From Wikipedia, the free encyclopedia
Jump to: navigation, search

Taixue (Tai-hsueh; simplified Chinese: 太学; traditional Chinese: 太學; literally: "Greatest Study or Learning"), or sometimes called the "Imperial Academy", "Imperial School", "Imperial University"[1][2][3][4] or "Imperial Central University", was the highest rank of educational establishment in Ancient China between the Han Dynasty and Sui Dynasty. It was replaced by the Guozijian.[5] The first nationwide government school system in China was established in 3 CE under Emperor Ping of Han, with the Taixue located in the capital of Chang'an and local schools established in the prefectures and in the main cities of the smaller counties.[6]

Taixue taught Confucianism and Chinese literature among other things for the high level civil service, although a civil service system based upon examination rather than recommendation was not introduced until the Sui and not perfected until the Song Dynasty (960–1279).[7][8]

See also[edit]



  1. ^ Michael Sullivan (1962). The Birth of Landscape Painting in China. University of California Press. pp. 26–. GGKEY:APYE9RBQ0TH. 
  2. ^ Michael Sullivan (1980). Chinese landscape painting. University of California Press. p. 26. 
  3. ^ Wesley M. Wilson (1 February 1997). Ancient civilizations, religions, Africa, Asia, world problems & solutions. Professional Press. p. 192. 
  4. ^ Arthur Cotterell (31 August 2011). China: A History. Random House. pp. 104–. ISBN 978-1-4464-8447-0. 
  5. ^ http://www.legco.gov.hk/yr99-00/english/panels/ed/papers/711e01.pdf A Consultant Report to The University Grants Committee of Hong Kong
  6. ^ Yuan, 193–194.
  7. ^ http://www.education.monash.edu.au/centres/mcrie/docs/conferencekeynotes/yang-china-higher-ed-massification-mexico.pdf Higher Education in the People’s Republic of China: Historical Traditions, Recent Developments and Major Issues
  8. ^ Ebrey, CIHC, 145–146.

General references[edit]

  • Ebrey, Patricia Buckley (1999). The Cambridge Illustrated History of China. Cambridge: Cambridge University Press.
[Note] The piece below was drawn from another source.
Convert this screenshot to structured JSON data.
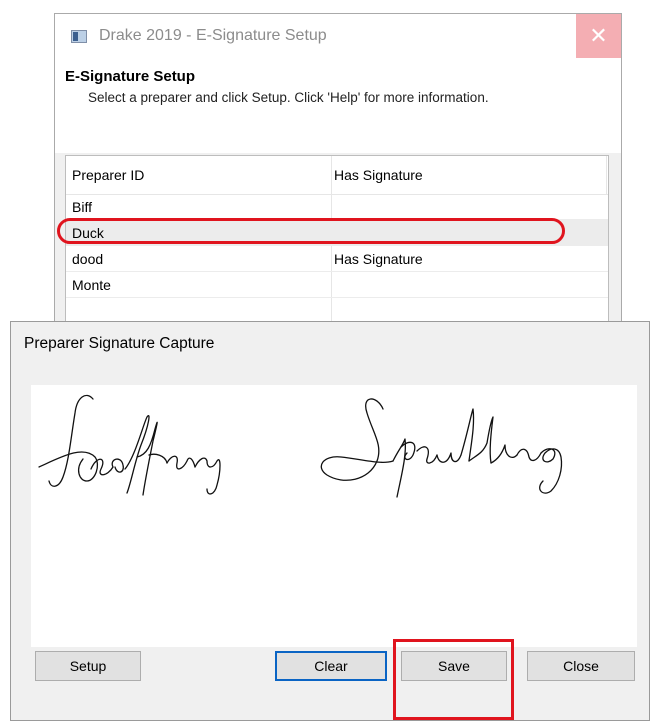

ISBN 0-521-66991-X (paperback).
  • Yuan, Zheng. "Local Government Schools in Sung China: A Reassessment," History of Education Quarterly (Volume 34, Number 2; Summer 1994): 193–213.

External links[edit]